It started a few months back when I was covering II Corinthians with my 11th and 12th Grade Bible class. Using chapter 9, verse 7 as my basis, I made the statement to the group of 24 teenagers that I do not believe that tithing (in its truest sense of giving 10%) is required of New Testament believers. I told them that, as far as I could tell, the primary requirement for NT giving is a willing heart. This was a novel idea to many of them and several were quite skeptical of this strange, new doctrine. One student in particular talked with me personally on several occasions with questions about my view. Apparently, he had mentioned our class discussion to one of his mentors who did not agree with my estimation of the Biblical teaching about giving. As I always try to do when confronted about a particular point of my belief system, I spent the next several days re-evaluating my position.
From there, it seems that giving (and the larger discussion of stewardship) has come around for discussion and meditation again and again. Our Sunday School class talked about it last week. I jumped into a Facebook thread about giving the week before. Even today, I found myself thinking about these ideas as I shoveled 14 inches of snow off of my driveway.
As you might have guessed, I have a few questions and opinions about this important topic.
Question 1 - "Why do so many Christians accept the axiom that believers are required by God to tithe?"
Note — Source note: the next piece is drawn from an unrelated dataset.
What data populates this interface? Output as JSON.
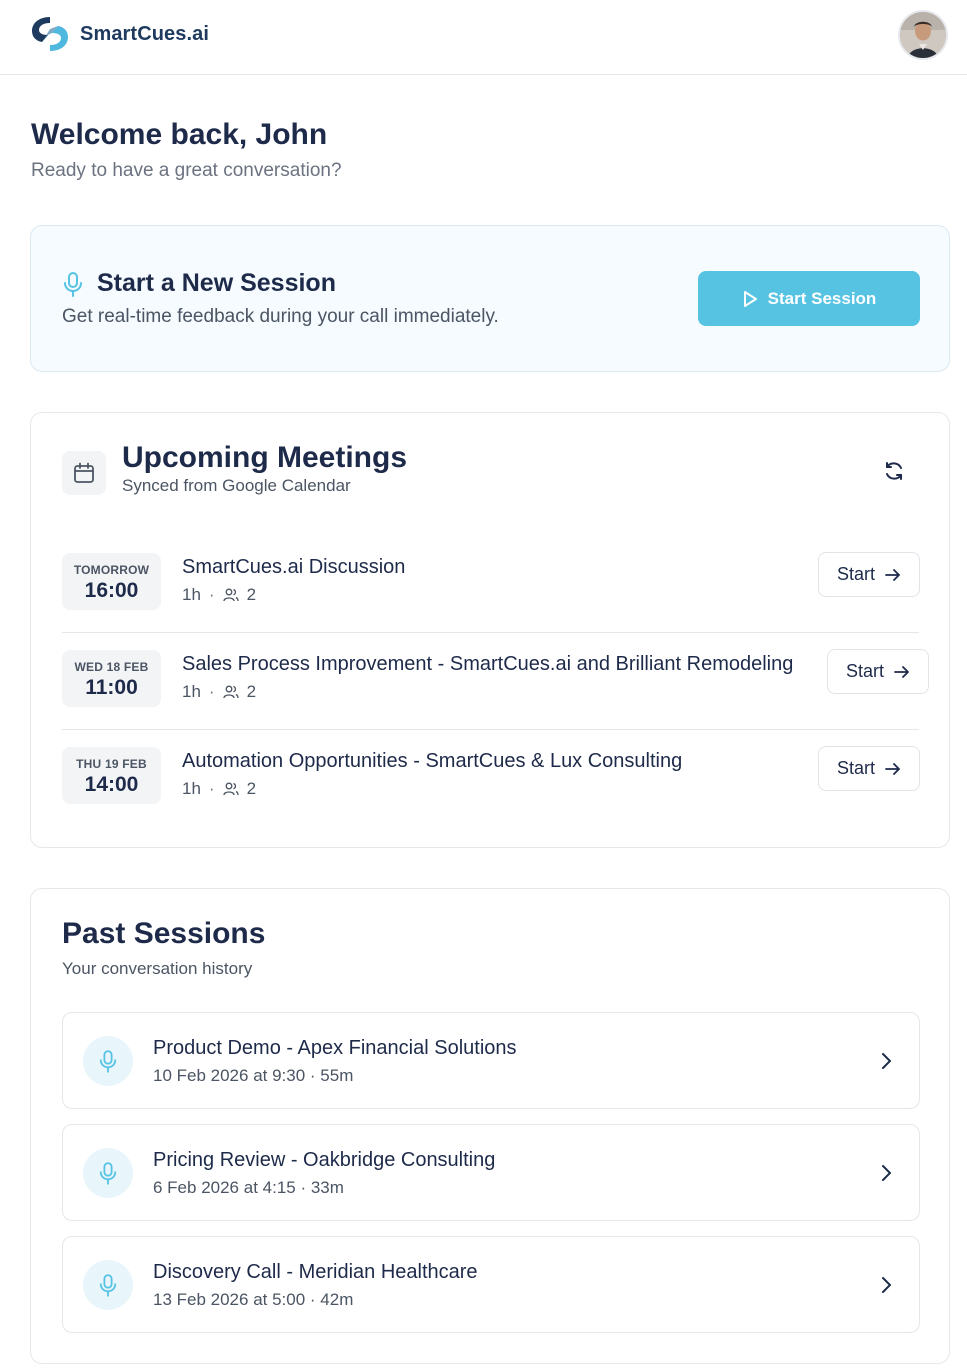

In the minds of many, questioning whether believers must tithe is akin to questioning whether the earth is round. "What do you mean?" they exclaim, "Of course we have to tithe! That's what committed Christians do! After all, it's in the Bible." I concur that many committed Christians do give at least 10% of their income. (We won't go into the question of whether we must figure 10% of the gross or net income.) I also agree that tithing is in the Bible. My questions relate to whether God requires those Christians to give their 10% and where in the Bible tithing is found. From what I have been able to find (thanks to my handy-dandy new Logos Bible Software), tithing is an old covenant (aka-Old Testament) stipulation. Even when tithing is mentioned in the NT books, I have been unable to find any context where it is levied as an expectation upon the church. What I find instead is wording such as the following, "Each one must give as he has decided in his heart, not reluctantly or under compulsion, for God loves a cheerful giver." I find no mention of 10% here. Is that a reasonable amount for most Christians to give regularly? How would I know? It seems like it is, but the only financial situation I am familiar with is my own...and that's none of your business! (Insert smiley emoticon here.)
Question 2 - "How do we determine what qualifies as giving to God?"
I use a financial software program on my laptop that helps me keep track of our money. One of the line items in my checking account is called "Giving to God." (I gave it this moniker.) Sometimes, I wonder to myself, "Should the money from that fund be given exclusively to my church or another 'ministry'? Can I or should I use that money for other non-church-ifed giving? For instance, on a recent lunch excursion to Olive Garden with my family, I decided to give my server a rather substantial tip. (That is--substantial in terms of percentage.) I did this because she was extremely helpful in the service of our meal. I also did this because she mentioned that she had just graduated from college and had only recently gotten a job after an extended time of looking. I felt as though I might encourage and help her in a small way by increasing the amount of her gratuity. "Nothin' wrong with that," you say. I agree. My question is, does this "count" as giving to God? Should I pull the money for that tip from the aforementioned line in my budget? (I will let you, the reader, guess as to whether I did or not.) What about donations made to the Red Cross, Meals-on-Wheels, or other such charitable organizations? If I give my money in a spirit of gratitude and worship, does the Almighty view my donations as gifts to Him? I know what I think, but I wonder how other believers feel?
Question 3 - "Is it wise to view our giving and our stewardship as Christians in terms of investments and returns?"
Mutual funds, investments, 401(k)s, and day-trading seem to be all the rage these days. (Thanks in part to those silly E-Trade babies!) It seems that this "Charles Schwab" mentality has crept into our thinking as Christians. We want to give, but we only want to give to people or organizations that are "safe." Our churches have food pantries, but the resources therein are only available to church members or individuals who agree to come to church first. (In truth, I have been pondering much of the typical church philosophy regarding resources, and I have several questions about this area.) We may give our money to help the poor and underprivileged, but only if we can guarantee that the funds are used "wisely." A corollary of the "investment mindset" is the idea that the more we give the more we will get in return. Truthfully, the Bible does talk on several occasions about reaping bountifully when we give bountifully. Do you think this implies only physical, material reaping? I am not so sure. There's no doubt that God wants us to be wise stewards with all that He has given us. I know I still need to do some searching on this particular question, but I just can't help feeling like many Christians (including the one writing this post) and churches are sitting on their nest eggs and missing incredible opportunities to serve others through cheerful, open-hearted giving--even to those who don't necessarily deserve it.
For the record, I do believe Christians should be giving regularly. I also believe that believers bear the responsibility of meeting the needs of those who labor in the Word as the elders of the church. Beyond that, however, I wonder if maybe our giving (and the motives driving it) may need re-examination and refinement. I, for one, will continue to seek God's guidance in this important area.